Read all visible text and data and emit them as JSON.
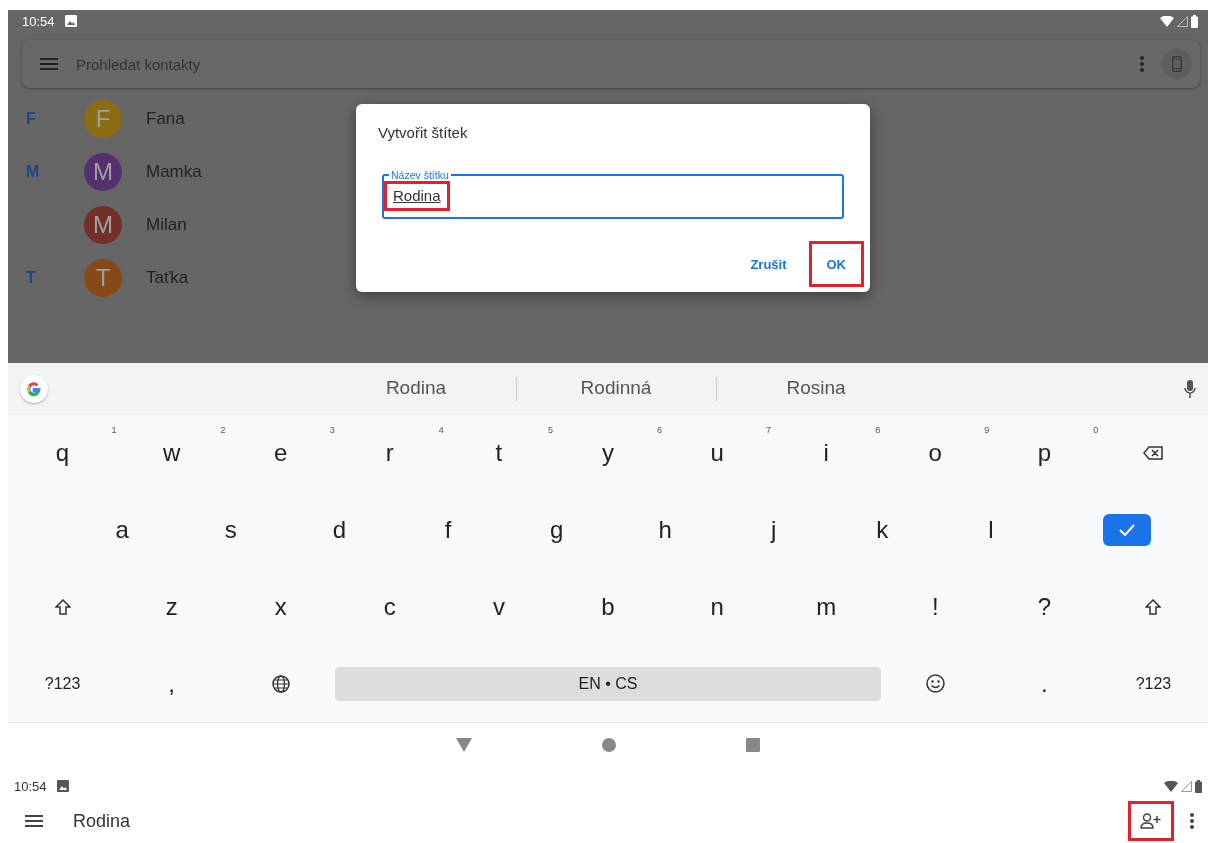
{
  "top_screen": {
    "status_bar": {
      "time": "10:54"
    },
    "search_bar": {
      "placeholder": "Prohledat kontakty"
    },
    "contacts": [
      {
        "section": "F",
        "initial": "F",
        "name": "Fana",
        "color": "#8a6d12"
      },
      {
        "section": "M",
        "initial": "M",
        "name": "Mamka",
        "color": "#55306f"
      },
      {
        "initial": "M",
        "name": "Milan",
        "color": "#743028"
      },
      {
        "section": "T",
        "initial": "T",
        "name": "Taťka",
        "color": "#864a16"
      }
    ],
    "dialog": {
      "title": "Vytvořit štítek",
      "field": {
        "label": "Název štítku",
        "value": "Rodina",
        "highlighted": true
      },
      "buttons": [
        {
          "label": "Zrušit",
          "highlighted": false
        },
        {
          "label": "OK",
          "highlighted": true
        }
      ]
    },
    "keyboard": {
      "suggestions": [
        "Rodina",
        "Rodinná",
        "Rosina"
      ],
      "rows": [
        [
          {
            "kind": "char",
            "label": "q",
            "hint": "1"
          },
          {
            "kind": "char",
            "label": "w",
            "hint": "2"
          },
          {
            "kind": "char",
            "label": "e",
            "hint": "3"
          },
          {
            "kind": "char",
            "label": "r",
            "hint": "4"
          },
          {
            "kind": "char",
            "label": "t",
            "hint": "5"
          },
          {
            "kind": "char",
            "label": "y",
            "hint": "6"
          },
          {
            "kind": "char",
            "label": "u",
            "hint": "7"
          },
          {
            "kind": "char",
            "label": "i",
            "hint": "8"
          },
          {
            "kind": "char",
            "label": "o",
            "hint": "9"
          },
          {
            "kind": "char",
            "label": "p",
            "hint": "0"
          },
          {
            "kind": "backspace"
          }
        ],
        [
          {
            "kind": "offset"
          },
          {
            "kind": "char",
            "label": "a"
          },
          {
            "kind": "char",
            "label": "s"
          },
          {
            "kind": "char",
            "label": "d"
          },
          {
            "kind": "char",
            "label": "f"
          },
          {
            "kind": "char",
            "label": "g"
          },
          {
            "kind": "char",
            "label": "h"
          },
          {
            "kind": "char",
            "label": "j"
          },
          {
            "kind": "char",
            "label": "k"
          },
          {
            "kind": "char",
            "label": "l"
          },
          {
            "kind": "enter"
          }
        ],
        [
          {
            "kind": "shift"
          },
          {
            "kind": "char",
            "label": "z"
          },
          {
            "kind": "char",
            "label": "x"
          },
          {
            "kind": "char",
            "label": "c"
          },
          {
            "kind": "char",
            "label": "v"
          },
          {
            "kind": "char",
            "label": "b"
          },
          {
            "kind": "char",
            "label": "n"
          },
          {
            "kind": "char",
            "label": "m"
          },
          {
            "kind": "char",
            "label": "!"
          },
          {
            "kind": "char",
            "label": "?"
          },
          {
            "kind": "shift"
          }
        ]
      ],
      "bottom_row": {
        "left_keys": [
          {
            "kind": "symbols",
            "label": "?123"
          },
          {
            "kind": "char",
            "label": ","
          },
          {
            "kind": "globe"
          }
        ],
        "space_label": "EN • CS",
        "right_keys": [
          {
            "kind": "emoji"
          },
          {
            "kind": "char",
            "label": "."
          },
          {
            "kind": "symbols",
            "label": "?123"
          }
        ]
      }
    }
  },
  "bottom_screen": {
    "status_bar": {
      "time": "10:54"
    },
    "toolbar": {
      "title": "Rodina",
      "add_contact_highlighted": true
    }
  }
}
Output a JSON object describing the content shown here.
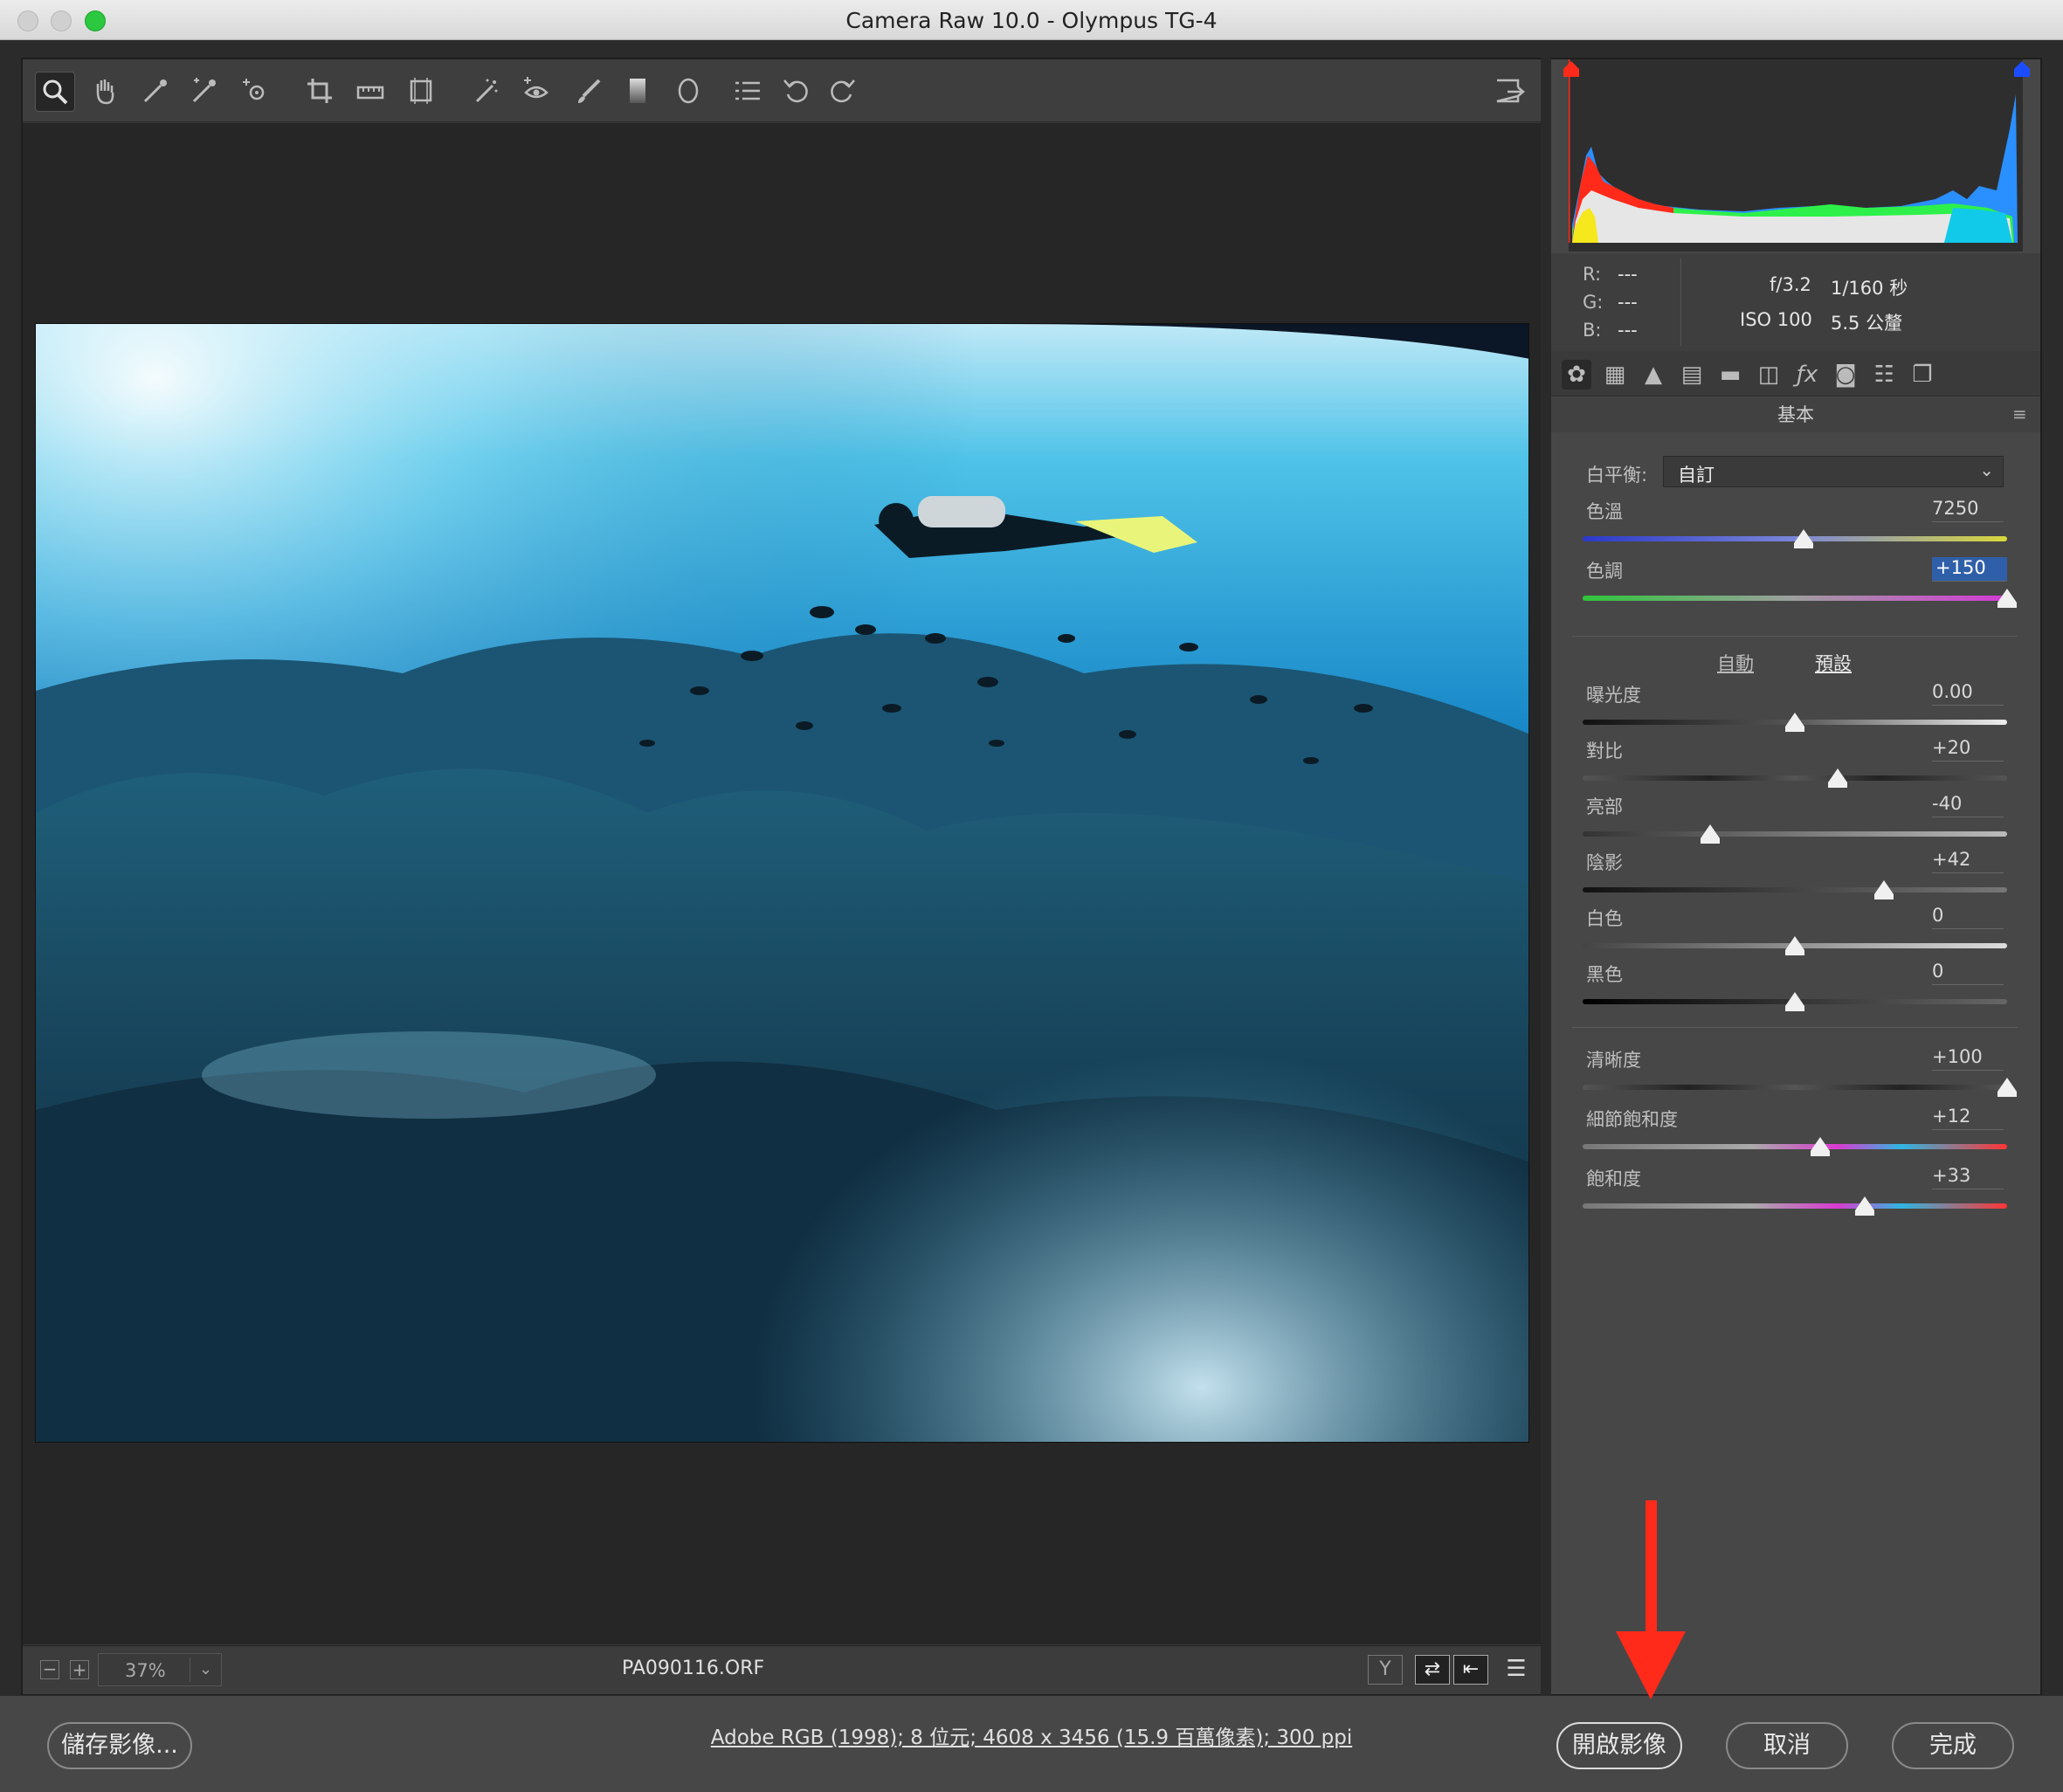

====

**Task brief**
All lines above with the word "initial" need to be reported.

**Solution**
        "initial": "F",
        "initial": "M",
        "initial": "M",
        "initial": "T",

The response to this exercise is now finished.